Work instruction
Your reply should reproduce each line below exactly and carry none of the pictures.

■ ■ ■ ■

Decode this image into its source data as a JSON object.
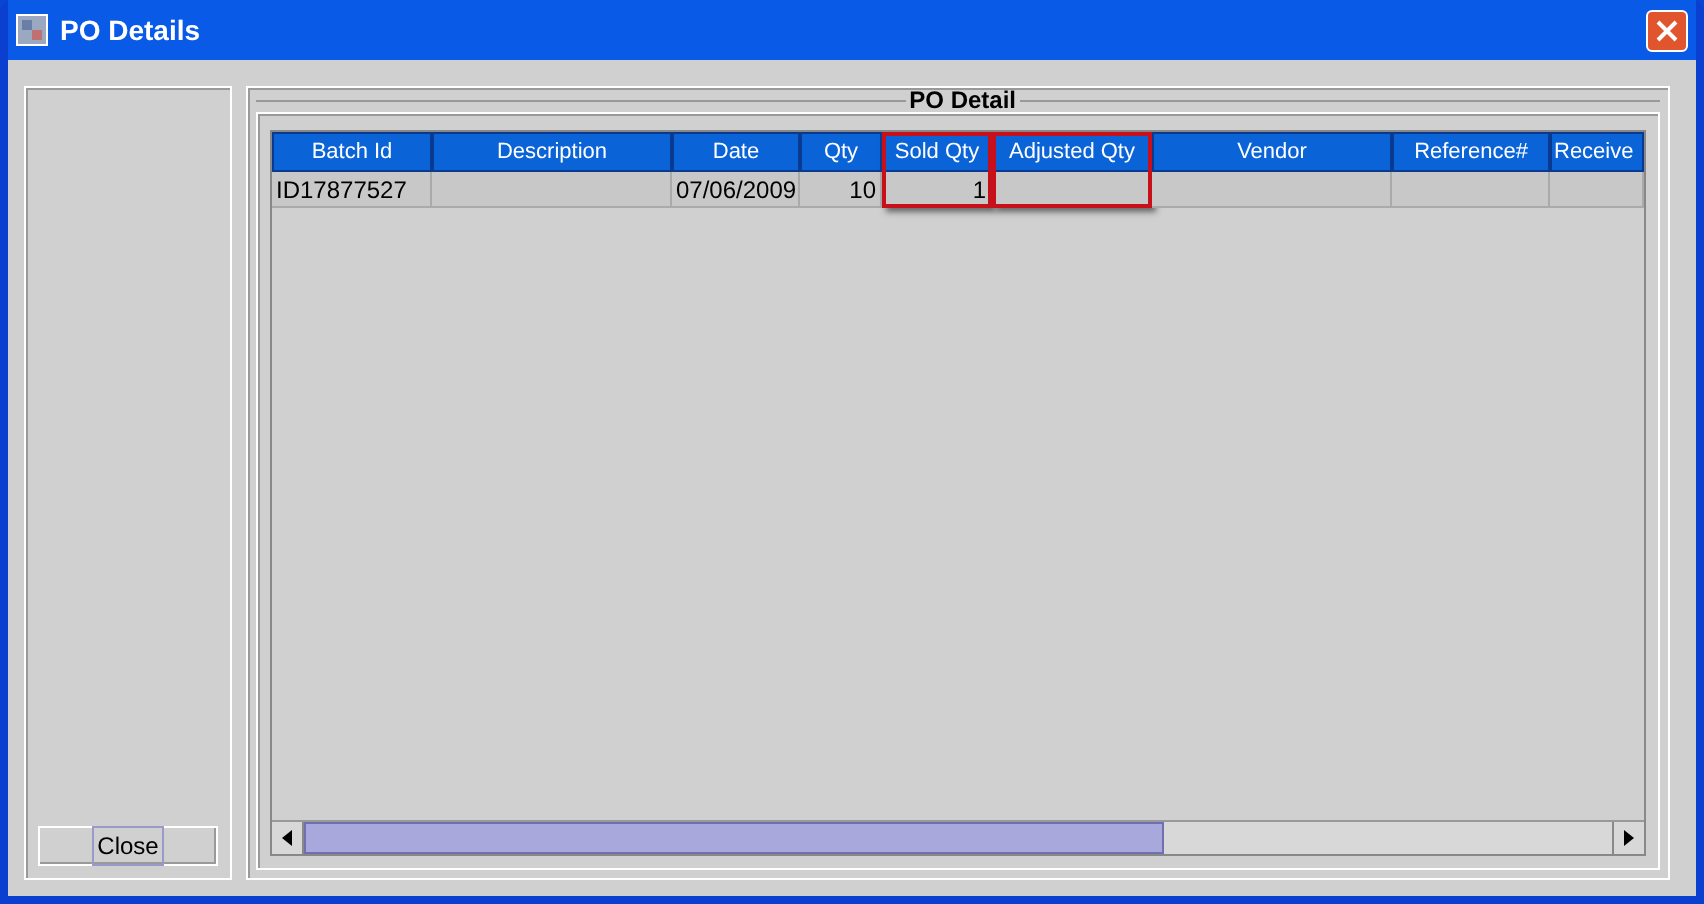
{
  "window": {
    "title": "PO Details"
  },
  "close_button": {
    "label": "Close"
  },
  "panel": {
    "title": "PO Detail"
  },
  "table": {
    "columns": [
      {
        "label": "Batch Id",
        "highlighted": false
      },
      {
        "label": "Description",
        "highlighted": false
      },
      {
        "label": "Date",
        "highlighted": false
      },
      {
        "label": "Qty",
        "highlighted": false
      },
      {
        "label": "Sold Qty",
        "highlighted": true
      },
      {
        "label": "Adjusted Qty",
        "highlighted": true
      },
      {
        "label": "Vendor",
        "highlighted": false
      },
      {
        "label": "Reference#",
        "highlighted": false
      },
      {
        "label": "Receive",
        "highlighted": false
      }
    ],
    "rows": [
      [
        "ID17877527",
        "",
        "07/06/2009",
        "10",
        "1",
        "",
        "",
        "",
        ""
      ]
    ]
  }
}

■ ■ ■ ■

Exercise result
Decode this image into its source data as a JSON object.
{
  "window": {
    "title": "PO Details"
  },
  "close_button": {
    "label": "Close"
  },
  "panel": {
    "title": "PO Detail"
  },
  "table": {
    "columns": [
      {
        "label": "Batch Id",
        "highlighted": false
      },
      {
        "label": "Description",
        "highlighted": false
      },
      {
        "label": "Date",
        "highlighted": false
      },
      {
        "label": "Qty",
        "highlighted": false
      },
      {
        "label": "Sold Qty",
        "highlighted": true
      },
      {
        "label": "Adjusted Qty",
        "highlighted": true
      },
      {
        "label": "Vendor",
        "highlighted": false
      },
      {
        "label": "Reference#",
        "highlighted": false
      },
      {
        "label": "Receive",
        "highlighted": false
      }
    ],
    "rows": [
      [
        "ID17877527",
        "",
        "07/06/2009",
        "10",
        "1",
        "",
        "",
        "",
        ""
      ]
    ]
  }
}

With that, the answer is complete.